Radio ITVT: T Time Talks Netflix, NBCU Snow Pass, AR Glasses, and the Holodeck

We're pleased to present another episode of "T Time," a regular podcast featuring news and analysis of the latest developments in advanced TV and video. A joint project between ITVT and nScreenMedia, "T Time" is hosted by ITVT's Founder and Editor-in-Chief, Tracy Swedlow, and nScreenMedia's Founder and Chief Analyst, Colin Dixon.

In this episode, we discuss how Netflix is conflicted about competition and may be engaged in racial profiling. NBCU Sports delivers a $69.99 Snow Pass. New fitted AR glasses could be a breakout product. Two companies come together to build the Star Trek Holodeck.     

Chapter 1: Netflix Q3 2018 and competition (1:40)

Looking at the Q3 2018 results for Netflix, it’s hard to believe the company is encountering any serious competition in markets like the US, UK, and Scandinavia. The company added 1.1 million streamers in the US to reach 58.5 million and 5.9 million in international markets to reach 78.6 million. In total, the company gained 7 million streamers, up 5% quarter-over-quarter and a stunning 25% from the same quarter last year.
 
The company seems conflicted over the competitive environment. At one point, the company said it lost most of the time in the competition for screen hours. In the earnings call, Reed Hastings, Netflix CEO, said he thought the competition for wallet-share was “far off.” Both statements are quite misleading.
 

Chapter 2: NBCU launches Snow Pass (8:33)
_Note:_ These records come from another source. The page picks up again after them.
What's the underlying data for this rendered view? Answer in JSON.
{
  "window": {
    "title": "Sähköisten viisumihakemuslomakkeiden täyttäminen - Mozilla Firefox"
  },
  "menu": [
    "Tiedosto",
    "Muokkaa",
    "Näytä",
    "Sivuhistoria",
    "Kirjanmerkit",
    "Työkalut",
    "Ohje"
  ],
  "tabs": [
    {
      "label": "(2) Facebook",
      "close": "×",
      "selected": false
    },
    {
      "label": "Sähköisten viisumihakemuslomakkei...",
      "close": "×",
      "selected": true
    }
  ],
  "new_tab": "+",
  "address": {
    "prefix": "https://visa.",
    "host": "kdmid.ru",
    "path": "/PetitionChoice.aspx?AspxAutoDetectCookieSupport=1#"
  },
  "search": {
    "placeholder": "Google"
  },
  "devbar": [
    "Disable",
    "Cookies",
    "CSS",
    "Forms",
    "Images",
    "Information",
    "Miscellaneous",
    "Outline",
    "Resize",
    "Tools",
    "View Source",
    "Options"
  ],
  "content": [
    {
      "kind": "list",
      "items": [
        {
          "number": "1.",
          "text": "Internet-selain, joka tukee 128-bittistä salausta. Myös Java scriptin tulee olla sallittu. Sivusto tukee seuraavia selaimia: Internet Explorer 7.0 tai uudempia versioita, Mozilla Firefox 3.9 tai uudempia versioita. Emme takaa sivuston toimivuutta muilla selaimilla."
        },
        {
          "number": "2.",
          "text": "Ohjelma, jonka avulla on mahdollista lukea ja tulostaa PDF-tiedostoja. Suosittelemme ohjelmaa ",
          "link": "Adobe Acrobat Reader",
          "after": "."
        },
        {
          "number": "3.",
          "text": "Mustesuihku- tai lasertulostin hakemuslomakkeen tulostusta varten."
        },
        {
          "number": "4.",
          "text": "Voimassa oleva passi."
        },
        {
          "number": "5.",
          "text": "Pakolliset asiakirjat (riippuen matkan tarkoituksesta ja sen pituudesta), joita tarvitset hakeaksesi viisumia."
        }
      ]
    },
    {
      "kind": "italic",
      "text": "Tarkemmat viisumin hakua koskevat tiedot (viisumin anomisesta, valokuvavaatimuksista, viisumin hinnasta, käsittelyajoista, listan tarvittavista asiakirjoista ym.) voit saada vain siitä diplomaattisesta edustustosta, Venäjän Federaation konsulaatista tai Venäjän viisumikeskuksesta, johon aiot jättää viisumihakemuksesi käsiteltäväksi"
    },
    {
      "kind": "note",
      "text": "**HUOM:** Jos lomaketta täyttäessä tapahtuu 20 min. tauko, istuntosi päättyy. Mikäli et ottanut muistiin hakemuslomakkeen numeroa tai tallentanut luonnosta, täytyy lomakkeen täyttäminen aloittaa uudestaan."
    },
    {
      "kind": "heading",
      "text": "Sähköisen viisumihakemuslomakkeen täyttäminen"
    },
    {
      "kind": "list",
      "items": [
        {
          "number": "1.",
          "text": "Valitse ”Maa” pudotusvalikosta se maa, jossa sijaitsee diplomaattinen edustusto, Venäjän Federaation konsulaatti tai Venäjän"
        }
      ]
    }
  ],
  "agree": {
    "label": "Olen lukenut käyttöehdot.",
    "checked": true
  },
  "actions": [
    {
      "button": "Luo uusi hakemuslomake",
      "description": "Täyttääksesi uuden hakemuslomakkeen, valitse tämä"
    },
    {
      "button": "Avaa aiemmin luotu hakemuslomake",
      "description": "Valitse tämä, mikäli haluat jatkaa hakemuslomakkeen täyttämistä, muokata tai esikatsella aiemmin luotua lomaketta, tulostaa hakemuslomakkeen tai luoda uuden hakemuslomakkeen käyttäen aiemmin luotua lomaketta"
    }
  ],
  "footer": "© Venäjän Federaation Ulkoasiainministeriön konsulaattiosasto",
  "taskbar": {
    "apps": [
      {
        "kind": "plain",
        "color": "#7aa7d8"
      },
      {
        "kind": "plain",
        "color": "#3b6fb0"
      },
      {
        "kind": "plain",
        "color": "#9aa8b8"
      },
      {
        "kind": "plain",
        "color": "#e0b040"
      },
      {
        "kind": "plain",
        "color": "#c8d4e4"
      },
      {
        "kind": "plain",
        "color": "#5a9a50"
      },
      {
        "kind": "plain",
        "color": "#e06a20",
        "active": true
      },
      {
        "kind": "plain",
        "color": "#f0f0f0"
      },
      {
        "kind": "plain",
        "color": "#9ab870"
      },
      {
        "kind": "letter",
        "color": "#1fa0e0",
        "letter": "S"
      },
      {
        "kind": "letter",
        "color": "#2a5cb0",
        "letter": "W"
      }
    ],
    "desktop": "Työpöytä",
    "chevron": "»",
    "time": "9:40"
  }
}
NBC Sports Gold is now offering the snow sports-oriented Snow Pass. A $69.99 membership will get a US subscriber access to seven winter sports through April 2019. The service will give people access to all International Ski Federation event in Austria.
 

Chapter 3: Netflix screen art controversy (12:43)

Netflix has been personalizing the screen artwork for a movie or TV show seen by subscribers for some time. The company has found that screen art is very influential in a viewer’s decision to watch or skip a movie. Netflix produces many different versions of the artwork and then algorithms pick an image most likely to persuade the viewer to watch the movie. For example, a user that likes Matt Damon movies may see screen art containing the actor’s image for Interstellar even though the actor had only a small part in the movie.
 
Some Netflix users have suggested the company may be using racial profiling to get them to watch movies. An African-American Netflix user pointed out she saw artwork for the film Like Father - which stars two white actors - containing two black actors that had small roles in the film. She says there were several other similar examples. 
 

Chapter 4: Customized AR glasses (19:30)

North, formerly known as Thalmic Labs, is releasing new AR glasses called Focals. The glasses will be custom fitted at a store in either Toronto or Brooklyn. They include a micro-laser in the right arm which bounces off a photopolymer material in the glasses lens and goes into the eye where it paints the image directly on the retina in a 15-degree viewing area of 300x300 pixels. The wearer uses a ring to make gestures and interact with the image. Focals connect to the user’s phone and North plans to provide a range of services for the glasses. The AR glasses cost $999 per pair.
 
 

Chapter 5: The road to the Star Trek Holodeck (28:04)

Light Field Labs, a maker of holographic displays, and Otoy, a graphics software company, are working together to create glasses-free immersive holographic environments. Light Field Labs is building small prototype holographic displays which it plans to assemble into much bigger 3D displays. Otoy software can be used to create realistic digital media. The two companies together believe they can create a complete creation-to-delivery environment.

CEO of Roddenberry Entertainment, Rod Roddenberry, and Ari Emmanuel, CEO of Endeavor are working together to create holographic content for the environment.